Data records:
####################

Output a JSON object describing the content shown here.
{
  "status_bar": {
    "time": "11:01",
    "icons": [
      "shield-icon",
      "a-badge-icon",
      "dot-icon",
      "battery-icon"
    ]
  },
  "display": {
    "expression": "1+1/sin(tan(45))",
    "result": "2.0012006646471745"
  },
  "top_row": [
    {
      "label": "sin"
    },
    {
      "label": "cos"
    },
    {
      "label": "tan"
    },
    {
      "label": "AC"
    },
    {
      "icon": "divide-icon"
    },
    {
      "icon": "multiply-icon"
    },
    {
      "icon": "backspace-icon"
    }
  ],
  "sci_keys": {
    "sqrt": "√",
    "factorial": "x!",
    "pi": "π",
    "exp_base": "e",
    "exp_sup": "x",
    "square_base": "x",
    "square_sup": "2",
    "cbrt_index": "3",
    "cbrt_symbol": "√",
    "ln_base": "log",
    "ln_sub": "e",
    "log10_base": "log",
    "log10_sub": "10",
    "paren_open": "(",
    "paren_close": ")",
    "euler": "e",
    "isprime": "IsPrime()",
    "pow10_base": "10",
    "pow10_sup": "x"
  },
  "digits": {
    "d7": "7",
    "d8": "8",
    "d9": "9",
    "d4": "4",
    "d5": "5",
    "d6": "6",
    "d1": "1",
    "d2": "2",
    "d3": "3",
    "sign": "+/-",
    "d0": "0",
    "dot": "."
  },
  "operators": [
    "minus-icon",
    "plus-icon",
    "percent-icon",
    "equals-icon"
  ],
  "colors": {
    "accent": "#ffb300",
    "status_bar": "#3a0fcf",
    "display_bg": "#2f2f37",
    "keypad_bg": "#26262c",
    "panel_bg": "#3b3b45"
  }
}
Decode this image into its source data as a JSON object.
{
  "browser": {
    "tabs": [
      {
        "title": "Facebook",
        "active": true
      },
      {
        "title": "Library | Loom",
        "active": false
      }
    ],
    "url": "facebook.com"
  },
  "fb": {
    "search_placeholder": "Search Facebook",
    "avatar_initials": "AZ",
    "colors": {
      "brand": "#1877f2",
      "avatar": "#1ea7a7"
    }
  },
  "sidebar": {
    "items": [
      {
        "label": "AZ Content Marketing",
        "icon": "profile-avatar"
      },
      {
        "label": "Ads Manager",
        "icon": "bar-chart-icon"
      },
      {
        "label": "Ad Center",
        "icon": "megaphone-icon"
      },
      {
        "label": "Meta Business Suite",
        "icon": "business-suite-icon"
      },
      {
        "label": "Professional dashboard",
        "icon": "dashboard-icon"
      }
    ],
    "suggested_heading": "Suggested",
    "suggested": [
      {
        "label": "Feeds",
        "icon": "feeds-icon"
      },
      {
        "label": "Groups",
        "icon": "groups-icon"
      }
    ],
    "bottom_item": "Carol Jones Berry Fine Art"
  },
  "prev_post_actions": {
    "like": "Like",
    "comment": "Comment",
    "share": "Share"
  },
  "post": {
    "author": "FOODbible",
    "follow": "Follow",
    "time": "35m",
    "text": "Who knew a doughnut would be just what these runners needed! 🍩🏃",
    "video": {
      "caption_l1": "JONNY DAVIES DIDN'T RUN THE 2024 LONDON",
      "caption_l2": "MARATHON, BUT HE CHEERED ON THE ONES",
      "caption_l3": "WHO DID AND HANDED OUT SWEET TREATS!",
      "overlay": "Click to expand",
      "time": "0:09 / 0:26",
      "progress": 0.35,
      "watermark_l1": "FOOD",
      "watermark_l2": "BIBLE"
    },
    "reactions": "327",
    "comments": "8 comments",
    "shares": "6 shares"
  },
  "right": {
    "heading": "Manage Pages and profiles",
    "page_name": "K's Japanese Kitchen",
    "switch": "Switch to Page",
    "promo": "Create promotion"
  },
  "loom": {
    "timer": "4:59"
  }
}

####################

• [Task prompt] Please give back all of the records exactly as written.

• [Response to this task]
Output a JSON object describing the content shown here.
{
  "status_bar": {
    "time": "11:01",
    "icons": [
      "shield-icon",
      "a-badge-icon",
      "dot-icon",
      "battery-icon"
    ]
  },
  "display": {
    "expression": "1+1/sin(tan(45))",
    "result": "2.0012006646471745"
  },
  "top_row": [
    {
      "label": "sin"
    },
    {
      "label": "cos"
    },
    {
      "label": "tan"
    },
    {
      "label": "AC"
    },
    {
      "icon": "divide-icon"
    },
    {
      "icon": "multiply-icon"
    },
    {
      "icon": "backspace-icon"
    }
  ],
  "sci_keys": {
    "sqrt": "√",
    "factorial": "x!",
    "pi": "π",
    "exp_base": "e",
    "exp_sup": "x",
    "square_base": "x",
    "square_sup": "2",
    "cbrt_index": "3",
    "cbrt_symbol": "√",
    "ln_base": "log",
    "ln_sub": "e",
    "log10_base": "log",
    "log10_sub": "10",
    "paren_open": "(",
    "paren_close": ")",
    "euler": "e",
    "isprime": "IsPrime()",
    "pow10_base": "10",
    "pow10_sup": "x"
  },
  "digits": {
    "d7": "7",
    "d8": "8",
    "d9": "9",
    "d4": "4",
    "d5": "5",
    "d6": "6",
    "d1": "1",
    "d2": "2",
    "d3": "3",
    "sign": "+/-",
    "d0": "0",
    "dot": "."
  },
  "operators": [
    "minus-icon",
    "plus-icon",
    "percent-icon",
    "equals-icon"
  ],
  "colors": {
    "accent": "#ffb300",
    "status_bar": "#3a0fcf",
    "display_bg": "#2f2f37",
    "keypad_bg": "#26262c",
    "panel_bg": "#3b3b45"
  }
}
Decode this image into its source data as a JSON object.
{
  "browser": {
    "tabs": [
      {
        "title": "Facebook",
        "active": true
      },
      {
        "title": "Library | Loom",
        "active": false
      }
    ],
    "url": "facebook.com"
  },
  "fb": {
    "search_placeholder": "Search Facebook",
    "avatar_initials": "AZ",
    "colors": {
      "brand": "#1877f2",
      "avatar": "#1ea7a7"
    }
  },
  "sidebar": {
    "items": [
      {
        "label": "AZ Content Marketing",
        "icon": "profile-avatar"
      },
      {
        "label": "Ads Manager",
        "icon": "bar-chart-icon"
      },
      {
        "label": "Ad Center",
        "icon": "megaphone-icon"
      },
      {
        "label": "Meta Business Suite",
        "icon": "business-suite-icon"
      },
      {
        "label": "Professional dashboard",
        "icon": "dashboard-icon"
      }
    ],
    "suggested_heading": "Suggested",
    "suggested": [
      {
        "label": "Feeds",
        "icon": "feeds-icon"
      },
      {
        "label": "Groups",
        "icon": "groups-icon"
      }
    ],
    "bottom_item": "Carol Jones Berry Fine Art"
  },
  "prev_post_actions": {
    "like": "Like",
    "comment": "Comment",
    "share": "Share"
  },
  "post": {
    "author": "FOODbible",
    "follow": "Follow",
    "time": "35m",
    "text": "Who knew a doughnut would be just what these runners needed! 🍩🏃",
    "video": {
      "caption_l1": "JONNY DAVIES DIDN'T RUN THE 2024 LONDON",
      "caption_l2": "MARATHON, BUT HE CHEERED ON THE ONES",
      "caption_l3": "WHO DID AND HANDED OUT SWEET TREATS!",
      "overlay": "Click to expand",
      "time": "0:09 / 0:26",
      "progress": 0.35,
      "watermark_l1": "FOOD",
      "watermark_l2": "BIBLE"
    },
    "reactions": "327",
    "comments": "8 comments",
    "shares": "6 shares"
  },
  "right": {
    "heading": "Manage Pages and profiles",
    "page_name": "K's Japanese Kitchen",
    "switch": "Switch to Page",
    "promo": "Create promotion"
  },
  "loom": {
    "timer": "4:59"
  }
}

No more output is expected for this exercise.